- Required action -
Pick out every line of the entries below where "Maximum" occurs, and copy those lines.
################
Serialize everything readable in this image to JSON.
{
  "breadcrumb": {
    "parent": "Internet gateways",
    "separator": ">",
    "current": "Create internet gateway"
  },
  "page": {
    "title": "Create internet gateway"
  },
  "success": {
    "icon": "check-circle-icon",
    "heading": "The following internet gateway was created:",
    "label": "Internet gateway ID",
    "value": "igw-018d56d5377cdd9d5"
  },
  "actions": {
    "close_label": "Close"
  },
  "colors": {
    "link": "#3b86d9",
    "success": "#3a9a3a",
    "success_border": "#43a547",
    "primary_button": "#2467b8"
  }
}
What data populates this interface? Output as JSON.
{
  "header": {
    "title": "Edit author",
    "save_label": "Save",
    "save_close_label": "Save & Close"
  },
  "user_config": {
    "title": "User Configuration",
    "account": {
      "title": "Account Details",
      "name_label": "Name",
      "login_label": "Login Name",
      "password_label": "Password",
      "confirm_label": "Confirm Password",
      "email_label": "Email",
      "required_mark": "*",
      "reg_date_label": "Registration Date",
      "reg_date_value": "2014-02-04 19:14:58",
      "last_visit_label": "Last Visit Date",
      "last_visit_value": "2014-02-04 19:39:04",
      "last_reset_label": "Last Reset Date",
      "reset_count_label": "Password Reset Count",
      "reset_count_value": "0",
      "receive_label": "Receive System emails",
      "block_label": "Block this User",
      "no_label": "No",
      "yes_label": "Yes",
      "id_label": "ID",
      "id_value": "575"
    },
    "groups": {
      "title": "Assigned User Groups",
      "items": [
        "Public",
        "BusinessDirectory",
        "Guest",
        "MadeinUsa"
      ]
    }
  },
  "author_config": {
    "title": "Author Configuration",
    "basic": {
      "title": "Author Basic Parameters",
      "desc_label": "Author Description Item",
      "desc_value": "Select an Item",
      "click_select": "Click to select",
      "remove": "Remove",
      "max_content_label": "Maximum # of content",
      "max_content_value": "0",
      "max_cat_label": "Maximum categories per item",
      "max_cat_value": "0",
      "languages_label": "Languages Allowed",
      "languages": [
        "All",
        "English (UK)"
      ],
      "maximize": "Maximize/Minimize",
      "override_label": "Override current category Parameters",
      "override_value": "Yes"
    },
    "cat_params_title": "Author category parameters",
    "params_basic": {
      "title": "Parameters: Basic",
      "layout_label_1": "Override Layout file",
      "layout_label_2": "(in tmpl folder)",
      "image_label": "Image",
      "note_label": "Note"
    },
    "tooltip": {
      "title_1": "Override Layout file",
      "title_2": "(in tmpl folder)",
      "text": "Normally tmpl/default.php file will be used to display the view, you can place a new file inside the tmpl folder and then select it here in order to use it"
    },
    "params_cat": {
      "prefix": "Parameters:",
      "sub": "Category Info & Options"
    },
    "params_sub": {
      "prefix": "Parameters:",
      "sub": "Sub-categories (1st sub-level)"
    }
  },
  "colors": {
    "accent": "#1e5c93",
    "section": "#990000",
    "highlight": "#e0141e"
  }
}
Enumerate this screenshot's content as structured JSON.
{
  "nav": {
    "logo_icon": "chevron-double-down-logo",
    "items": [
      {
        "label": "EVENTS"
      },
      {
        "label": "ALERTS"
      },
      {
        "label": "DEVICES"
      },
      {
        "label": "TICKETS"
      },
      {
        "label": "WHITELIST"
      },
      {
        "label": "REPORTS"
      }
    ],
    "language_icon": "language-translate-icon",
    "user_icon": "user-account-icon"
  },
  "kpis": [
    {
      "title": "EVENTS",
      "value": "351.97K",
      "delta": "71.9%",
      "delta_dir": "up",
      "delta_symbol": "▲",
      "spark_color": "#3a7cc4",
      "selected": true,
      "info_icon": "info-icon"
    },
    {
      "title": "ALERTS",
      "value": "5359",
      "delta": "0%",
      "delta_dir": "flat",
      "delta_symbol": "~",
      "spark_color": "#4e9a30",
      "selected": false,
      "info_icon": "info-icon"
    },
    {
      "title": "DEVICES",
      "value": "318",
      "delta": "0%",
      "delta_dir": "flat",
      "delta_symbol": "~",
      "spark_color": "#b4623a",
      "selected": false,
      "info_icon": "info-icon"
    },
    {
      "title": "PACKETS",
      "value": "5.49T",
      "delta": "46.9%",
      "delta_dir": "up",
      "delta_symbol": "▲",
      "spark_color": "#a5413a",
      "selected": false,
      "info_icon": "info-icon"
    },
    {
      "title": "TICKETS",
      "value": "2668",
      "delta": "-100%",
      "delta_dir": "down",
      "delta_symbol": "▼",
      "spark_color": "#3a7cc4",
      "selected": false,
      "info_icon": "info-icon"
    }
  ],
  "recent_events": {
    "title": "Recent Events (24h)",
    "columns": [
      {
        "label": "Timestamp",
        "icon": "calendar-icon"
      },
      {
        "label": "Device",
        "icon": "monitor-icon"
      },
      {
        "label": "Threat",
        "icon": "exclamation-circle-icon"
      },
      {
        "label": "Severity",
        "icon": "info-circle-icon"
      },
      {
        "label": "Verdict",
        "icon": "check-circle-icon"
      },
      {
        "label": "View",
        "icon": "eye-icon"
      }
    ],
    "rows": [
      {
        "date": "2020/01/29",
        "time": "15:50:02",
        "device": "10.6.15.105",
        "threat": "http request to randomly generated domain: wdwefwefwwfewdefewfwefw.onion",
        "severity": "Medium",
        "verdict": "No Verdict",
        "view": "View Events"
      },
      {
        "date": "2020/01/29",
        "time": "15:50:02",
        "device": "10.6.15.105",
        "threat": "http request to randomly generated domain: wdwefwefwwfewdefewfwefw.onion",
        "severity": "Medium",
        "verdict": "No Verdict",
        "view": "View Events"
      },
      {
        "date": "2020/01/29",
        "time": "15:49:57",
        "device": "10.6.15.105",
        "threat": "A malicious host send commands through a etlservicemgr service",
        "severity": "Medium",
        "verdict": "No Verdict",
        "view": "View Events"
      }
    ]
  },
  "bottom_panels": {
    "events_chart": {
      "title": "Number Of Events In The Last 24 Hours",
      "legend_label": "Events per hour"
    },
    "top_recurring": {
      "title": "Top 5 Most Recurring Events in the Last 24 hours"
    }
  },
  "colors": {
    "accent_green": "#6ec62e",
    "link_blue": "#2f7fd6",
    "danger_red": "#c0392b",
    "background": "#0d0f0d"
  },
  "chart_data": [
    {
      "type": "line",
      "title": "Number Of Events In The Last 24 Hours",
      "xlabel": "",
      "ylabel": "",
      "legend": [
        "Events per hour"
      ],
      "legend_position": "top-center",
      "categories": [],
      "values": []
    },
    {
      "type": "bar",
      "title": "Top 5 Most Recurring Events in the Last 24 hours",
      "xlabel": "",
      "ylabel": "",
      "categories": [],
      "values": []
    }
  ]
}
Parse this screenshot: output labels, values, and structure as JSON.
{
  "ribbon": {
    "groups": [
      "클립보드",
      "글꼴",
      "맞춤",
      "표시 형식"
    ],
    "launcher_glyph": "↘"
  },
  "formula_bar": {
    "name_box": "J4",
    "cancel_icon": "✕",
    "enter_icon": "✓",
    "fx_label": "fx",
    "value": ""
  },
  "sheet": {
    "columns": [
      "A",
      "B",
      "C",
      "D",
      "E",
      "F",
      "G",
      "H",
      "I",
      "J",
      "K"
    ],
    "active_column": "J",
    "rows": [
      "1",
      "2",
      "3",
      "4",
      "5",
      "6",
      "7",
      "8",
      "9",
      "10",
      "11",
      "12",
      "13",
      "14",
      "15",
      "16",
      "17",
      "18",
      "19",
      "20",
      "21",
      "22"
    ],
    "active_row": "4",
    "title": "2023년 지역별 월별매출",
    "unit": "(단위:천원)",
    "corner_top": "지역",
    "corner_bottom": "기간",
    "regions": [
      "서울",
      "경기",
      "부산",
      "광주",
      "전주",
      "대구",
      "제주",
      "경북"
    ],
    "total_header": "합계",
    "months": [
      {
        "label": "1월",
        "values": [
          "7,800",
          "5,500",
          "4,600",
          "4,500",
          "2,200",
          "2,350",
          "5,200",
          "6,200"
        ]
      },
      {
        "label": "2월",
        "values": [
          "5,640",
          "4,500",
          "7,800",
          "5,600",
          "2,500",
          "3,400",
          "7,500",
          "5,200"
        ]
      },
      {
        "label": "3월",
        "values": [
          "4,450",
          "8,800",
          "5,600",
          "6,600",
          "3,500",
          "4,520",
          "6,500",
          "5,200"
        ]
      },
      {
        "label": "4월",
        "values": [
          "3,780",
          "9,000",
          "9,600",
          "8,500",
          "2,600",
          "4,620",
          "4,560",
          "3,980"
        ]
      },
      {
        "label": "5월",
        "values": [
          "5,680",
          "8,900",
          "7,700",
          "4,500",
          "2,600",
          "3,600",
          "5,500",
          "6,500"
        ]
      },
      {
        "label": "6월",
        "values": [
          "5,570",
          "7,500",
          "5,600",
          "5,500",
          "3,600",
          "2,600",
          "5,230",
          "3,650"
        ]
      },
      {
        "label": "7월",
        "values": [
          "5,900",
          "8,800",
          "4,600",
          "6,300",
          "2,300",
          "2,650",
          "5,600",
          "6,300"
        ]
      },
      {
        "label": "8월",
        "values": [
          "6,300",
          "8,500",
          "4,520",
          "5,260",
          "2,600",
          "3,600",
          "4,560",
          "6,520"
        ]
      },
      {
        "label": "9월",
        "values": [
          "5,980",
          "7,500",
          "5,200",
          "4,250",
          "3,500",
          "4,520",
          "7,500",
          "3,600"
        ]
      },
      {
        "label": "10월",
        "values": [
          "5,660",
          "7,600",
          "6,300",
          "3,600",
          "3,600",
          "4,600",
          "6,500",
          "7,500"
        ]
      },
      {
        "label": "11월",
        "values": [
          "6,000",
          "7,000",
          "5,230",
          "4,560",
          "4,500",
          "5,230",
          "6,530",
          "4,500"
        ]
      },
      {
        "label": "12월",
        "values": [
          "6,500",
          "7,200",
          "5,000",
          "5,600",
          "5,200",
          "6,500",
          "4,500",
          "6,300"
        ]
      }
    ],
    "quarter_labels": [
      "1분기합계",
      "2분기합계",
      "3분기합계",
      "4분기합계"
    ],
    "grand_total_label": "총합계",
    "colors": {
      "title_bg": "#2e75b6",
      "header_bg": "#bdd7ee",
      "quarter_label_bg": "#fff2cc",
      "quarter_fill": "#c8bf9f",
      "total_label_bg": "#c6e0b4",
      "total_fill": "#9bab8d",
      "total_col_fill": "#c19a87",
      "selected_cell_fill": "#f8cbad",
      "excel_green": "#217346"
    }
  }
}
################
- Your response -
      "max_content_label": "Maximum # of content",
      "max_cat_label": "Maximum categories per item",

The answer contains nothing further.